Like the time we were running a big gala dinner for a client in a new venue. From memory, there were about 400 guests in the room. Everyone was seated and we had a very well-known, experienced journalist emceeing the event. She was talking to the audience when, all of a sudden, the fire alarm started to go off in the building. I radioed to my team members working with the venue manager, and her reply was: “It’s okay, I’ve just heard the new steam oven in the kitchen has set the alarm off, there’s no fire.”
I breathed a sigh of relief, but you could see the entire room was looking a little nervous. The MC stopped talking, listened for about 20 seconds, looked at me, and I gave her the nod to continue. I knew there wasn’t a fire, or any danger to guests. So, she continued on with the event and after what felt like four hours, but was probably about 40 seconds, the alarm went silent. Crisis averted, right?
You would think. Except, I was standing at the very back of the room and the door behind me suddenly flew open. I turned to see six giant firemen, fully kitted out, with helmets on, wielding axes. I might have made that last bit up about the axes, but I swear that’s how I remember it. Anyway, I instantly and instinctively blocked the door – the guests couldn’t see these guys, or people might start running for the fire exits. I advised it was the steam ovens in the kitchen on level three and ushered them out without anyone noticing.
WINNER WINNER, NEARLY MISSED THE DINNER
And then there was the time we were running a big awards event. The major winner of the night (who obviously didn’t know he was winning) had RSVP’d, so we knew he was coming or, at least, we thought he was. Guests arrived at the venue for pre-drinks, and when we checked, he hadn’t yet arrived. Then, people took their seats as the MC commenced formalities, and still he hadn’t arrived. We asked one of the guests sitting at his now full table where he was, to discover he was no longer attending.

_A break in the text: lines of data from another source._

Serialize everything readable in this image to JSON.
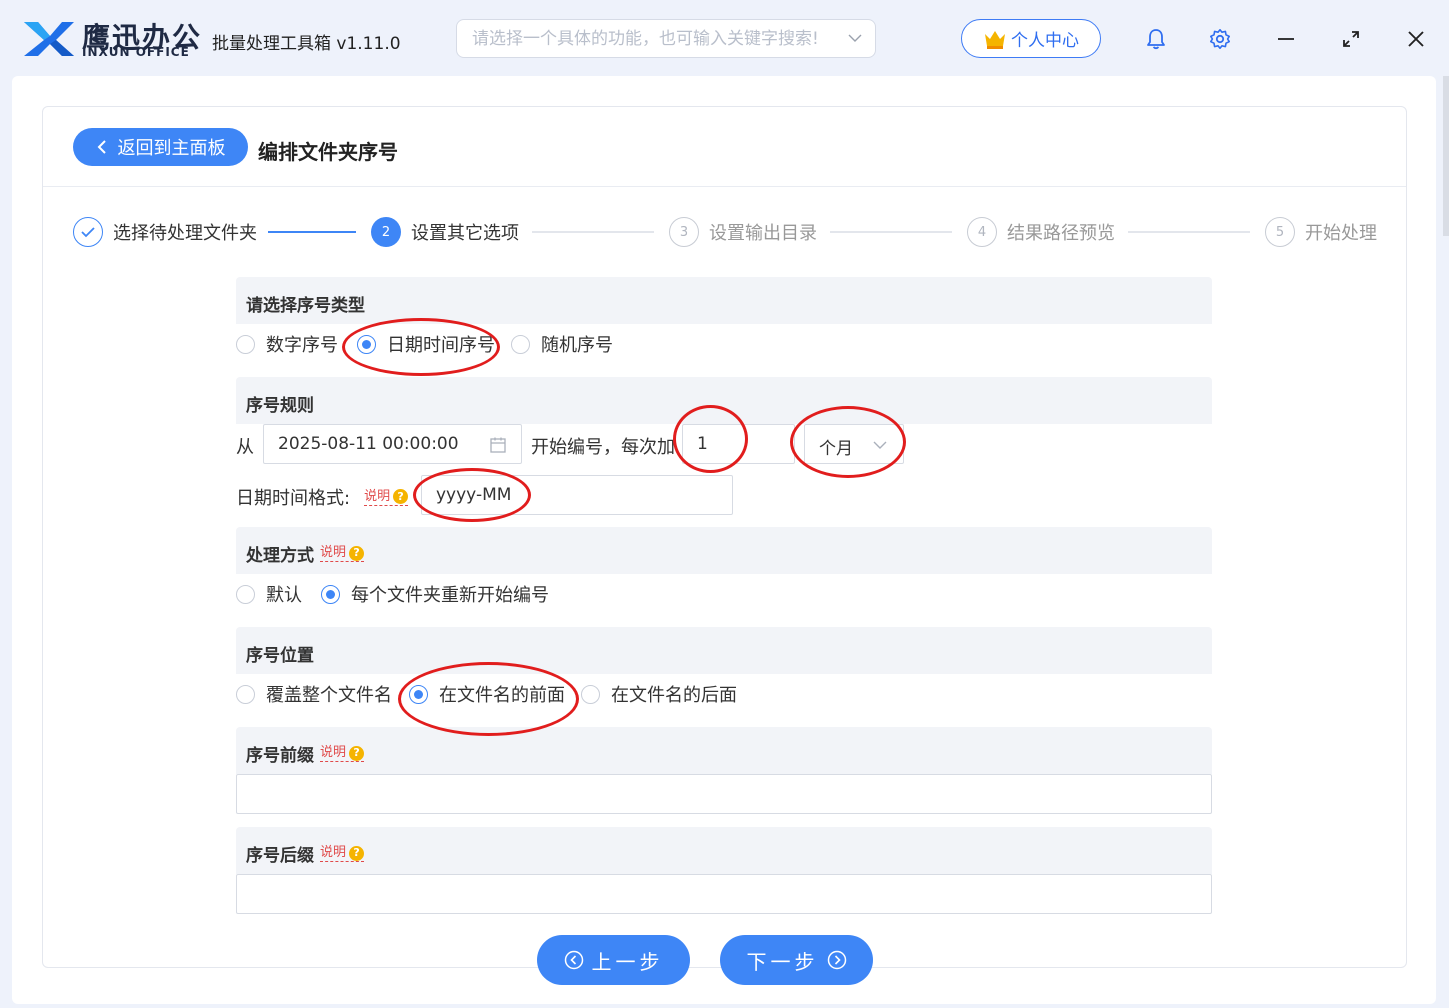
{
  "app": {
    "logo_cn": "鹰迅办公",
    "logo_en": "INXUN OFFICE",
    "title": "批量处理工具箱 v1.11.0",
    "search_placeholder": "请选择一个具体的功能，也可输入关键字搜索!",
    "personal_center": "个人中心",
    "brand_color": "#3e86f6"
  },
  "page": {
    "back_button": "返回到主面板",
    "title": "编排文件夹序号"
  },
  "steps": [
    {
      "num": "✓",
      "label": "选择待处理文件夹",
      "state": "done"
    },
    {
      "num": "2",
      "label": "设置其它选项",
      "state": "active"
    },
    {
      "num": "3",
      "label": "设置输出目录",
      "state": "todo"
    },
    {
      "num": "4",
      "label": "结果路径预览",
      "state": "todo"
    },
    {
      "num": "5",
      "label": "开始处理",
      "state": "todo"
    }
  ],
  "sections": {
    "seq_type": {
      "title": "请选择序号类型",
      "options": [
        "数字序号",
        "日期时间序号",
        "随机序号"
      ],
      "selected": "日期时间序号"
    },
    "seq_rule": {
      "title": "序号规则",
      "from_label": "从",
      "start_value": "2025-08-11 00:00:00",
      "mid_label": "开始编号，每次加",
      "increment": "1",
      "unit": "个月",
      "format_label": "日期时间格式:",
      "format_value": "yyyy-MM"
    },
    "process_mode": {
      "title": "处理方式",
      "options": [
        "默认",
        "每个文件夹重新开始编号"
      ],
      "selected": "每个文件夹重新开始编号"
    },
    "seq_position": {
      "title": "序号位置",
      "options": [
        "覆盖整个文件名",
        "在文件名的前面",
        "在文件名的后面"
      ],
      "selected": "在文件名的前面"
    },
    "prefix": {
      "title": "序号前缀",
      "value": ""
    },
    "suffix": {
      "title": "序号后缀",
      "value": ""
    }
  },
  "hint_label": "说明",
  "hint_icon": "?",
  "nav": {
    "prev": "上一步",
    "next": "下一步"
  },
  "annotation_color": "#e11d1d",
  "icons": [
    "logo-icon",
    "chevron-down-icon",
    "crown-icon",
    "bell-icon",
    "gear-icon",
    "minimize-icon",
    "maximize-icon",
    "close-icon",
    "chevron-left-icon",
    "check-icon",
    "calendar-icon",
    "help-icon",
    "arrow-left-circle-icon",
    "arrow-right-circle-icon"
  ]
}
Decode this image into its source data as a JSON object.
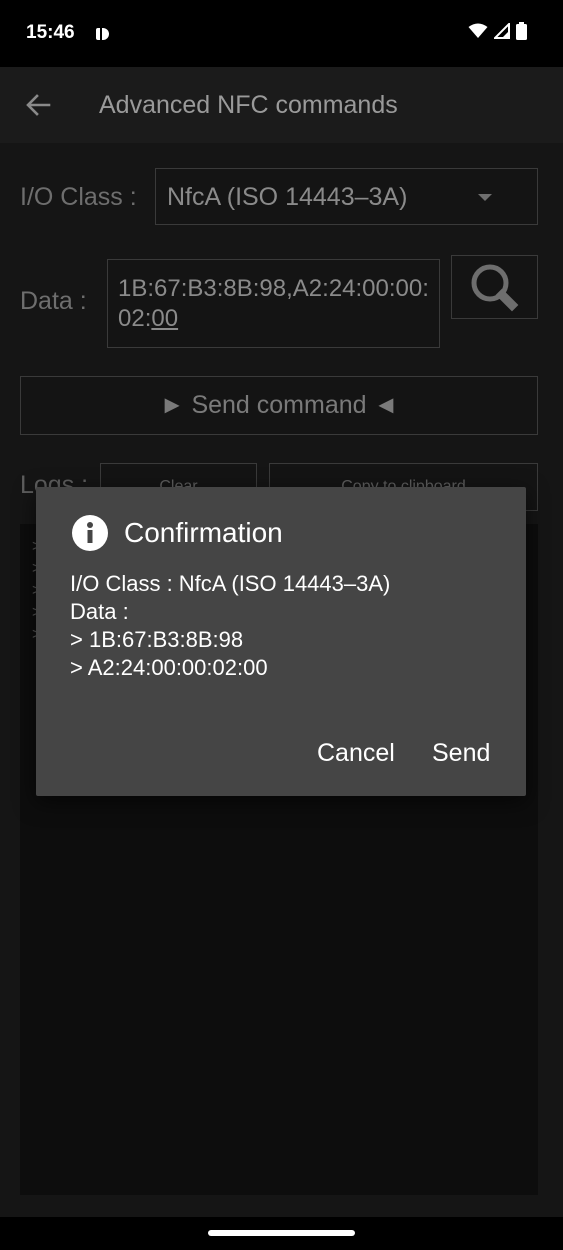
{
  "status_bar": {
    "time": "15:46"
  },
  "app_bar": {
    "title": "Advanced NFC commands"
  },
  "form": {
    "io_class_label": "I/O Class :",
    "io_class_value": "NfcA (ISO 14443–3A)",
    "data_label": "Data :",
    "data_value_main": "1B:67:B3:8B:98,A2:24:00:00:02:",
    "data_value_underlined": "00",
    "send_button": "► Send command ◄",
    "logs_label": "Logs :",
    "clear_button": "Clear",
    "copy_button": "Copy to clipboard"
  },
  "logs": {
    "line_prefixes": [
      ">",
      ">",
      ">",
      ">",
      ">"
    ]
  },
  "dialog": {
    "title": "Confirmation",
    "lines": [
      "I/O Class : NfcA (ISO 14443–3A)",
      "Data :",
      "> 1B:67:B3:8B:98",
      "> A2:24:00:00:02:00"
    ],
    "cancel_button": "Cancel",
    "send_button": "Send"
  },
  "icons": {
    "back": "arrow-left-icon",
    "search": "search-icon",
    "info": "info-icon",
    "wifi": "wifi-icon",
    "signal": "signal-icon",
    "battery": "battery-icon"
  }
}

Okay. We had four hours until he had to be on stage. Four hours to get him to the venue. The only problem, he was in Sydney and we were in Melbourne. So, we went into overdrive damage control. We got the entire team onto it and, as we were producing the event, we were in the background also trying to get this winner to the event. We booked him a driver to Sydney airport, his flight to Melbourne, and then his driver to the venue. We tracked him the entire time as we pushed dinner out, pushed the entertainment out – I think everything moved back by about 30 minutes as we waited for him to arrive.
It came down to the wire, and he was literally walking through the doors of the ballroom as his name was announced as the winner of the final award of the night. He walked straight through the room, up to the stage, and gave the most incredible, inspiring speech. I almost cried; partly because I was moved by his words, but mostly because I was so relieved that we’d averted yet another crisis. The outcome was incredible – he got a standing ovation and everyone in the room thought he had been sitting at a table the entire night.
Which is just the way we planned it.